TASK REQUIREMENTS:
Could you set down every entry exactly as it stands, without the images?

── THE DATA ──

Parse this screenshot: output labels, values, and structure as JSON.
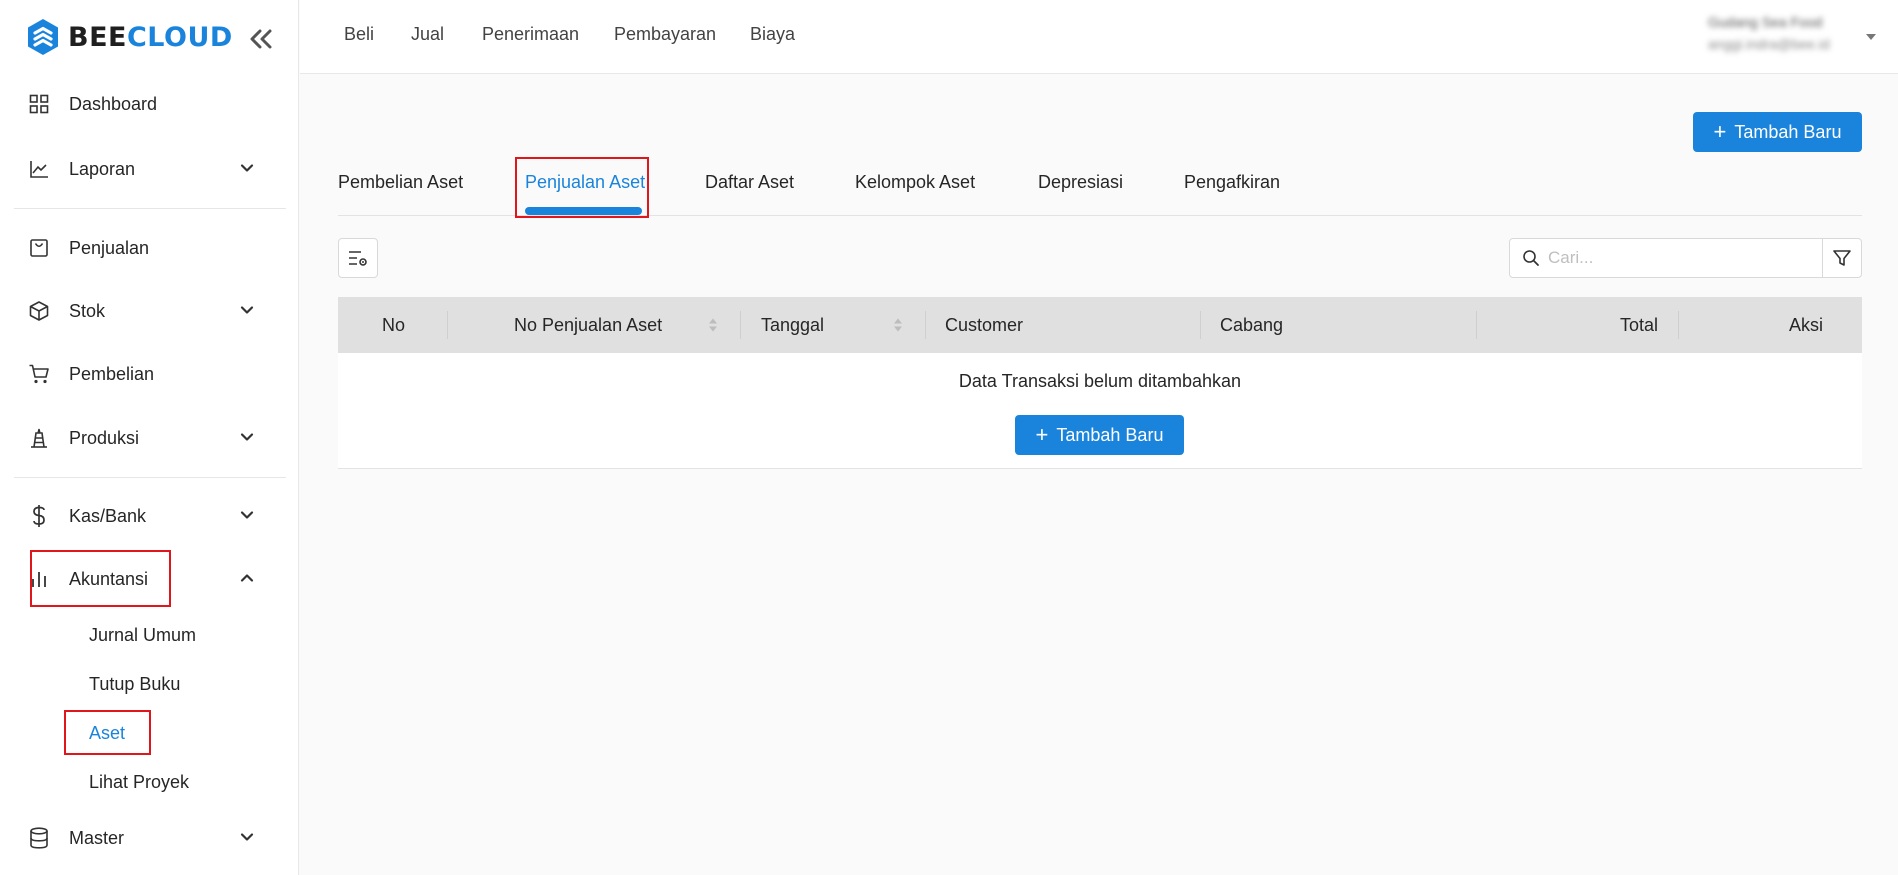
{
  "brand": {
    "part1": "BEE",
    "part2": "CLOUD"
  },
  "sidebar": {
    "items": [
      {
        "label": "Dashboard"
      },
      {
        "label": "Laporan"
      },
      {
        "label": "Penjualan"
      },
      {
        "label": "Stok"
      },
      {
        "label": "Pembelian"
      },
      {
        "label": "Produksi"
      },
      {
        "label": "Kas/Bank"
      },
      {
        "label": "Akuntansi"
      },
      {
        "label": "Master"
      }
    ],
    "akuntansi_sub": [
      {
        "label": "Jurnal Umum"
      },
      {
        "label": "Tutup Buku"
      },
      {
        "label": "Aset"
      },
      {
        "label": "Lihat Proyek"
      }
    ]
  },
  "topnav": {
    "links": [
      {
        "label": "Beli"
      },
      {
        "label": "Jual"
      },
      {
        "label": "Penerimaan"
      },
      {
        "label": "Pembayaran"
      },
      {
        "label": "Biaya"
      }
    ],
    "user_name": "Gudang Sea Food",
    "user_email": "anggi.indra@bee.id"
  },
  "main": {
    "add_button_label": "Tambah Baru",
    "tabs": [
      {
        "label": "Pembelian Aset"
      },
      {
        "label": "Penjualan Aset"
      },
      {
        "label": "Daftar Aset"
      },
      {
        "label": "Kelompok Aset"
      },
      {
        "label": "Depresiasi"
      },
      {
        "label": "Pengafkiran"
      }
    ],
    "active_tab": "Penjualan Aset",
    "search_placeholder": "Cari...",
    "table": {
      "columns": [
        "No",
        "No Penjualan Aset",
        "Tanggal",
        "Customer",
        "Cabang",
        "Total",
        "Aksi"
      ],
      "empty_text": "Data Transaksi belum ditambahkan",
      "empty_button_label": "Tambah Baru"
    }
  },
  "colors": {
    "accent": "#1a84dc",
    "highlight": "#e0161d"
  }
}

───

EXERCISE SOLUTION:
Parse this screenshot: output labels, values, and structure as JSON.
{
  "brand": {
    "part1": "BEE",
    "part2": "CLOUD"
  },
  "sidebar": {
    "items": [
      {
        "label": "Dashboard"
      },
      {
        "label": "Laporan"
      },
      {
        "label": "Penjualan"
      },
      {
        "label": "Stok"
      },
      {
        "label": "Pembelian"
      },
      {
        "label": "Produksi"
      },
      {
        "label": "Kas/Bank"
      },
      {
        "label": "Akuntansi"
      },
      {
        "label": "Master"
      }
    ],
    "akuntansi_sub": [
      {
        "label": "Jurnal Umum"
      },
      {
        "label": "Tutup Buku"
      },
      {
        "label": "Aset"
      },
      {
        "label": "Lihat Proyek"
      }
    ]
  },
  "topnav": {
    "links": [
      {
        "label": "Beli"
      },
      {
        "label": "Jual"
      },
      {
        "label": "Penerimaan"
      },
      {
        "label": "Pembayaran"
      },
      {
        "label": "Biaya"
      }
    ],
    "user_name": "Gudang Sea Food",
    "user_email": "anggi.indra@bee.id"
  },
  "main": {
    "add_button_label": "Tambah Baru",
    "tabs": [
      {
        "label": "Pembelian Aset"
      },
      {
        "label": "Penjualan Aset"
      },
      {
        "label": "Daftar Aset"
      },
      {
        "label": "Kelompok Aset"
      },
      {
        "label": "Depresiasi"
      },
      {
        "label": "Pengafkiran"
      }
    ],
    "active_tab": "Penjualan Aset",
    "search_placeholder": "Cari...",
    "table": {
      "columns": [
        "No",
        "No Penjualan Aset",
        "Tanggal",
        "Customer",
        "Cabang",
        "Total",
        "Aksi"
      ],
      "empty_text": "Data Transaksi belum ditambahkan",
      "empty_button_label": "Tambah Baru"
    }
  },
  "colors": {
    "accent": "#1a84dc",
    "highlight": "#e0161d"
  }
}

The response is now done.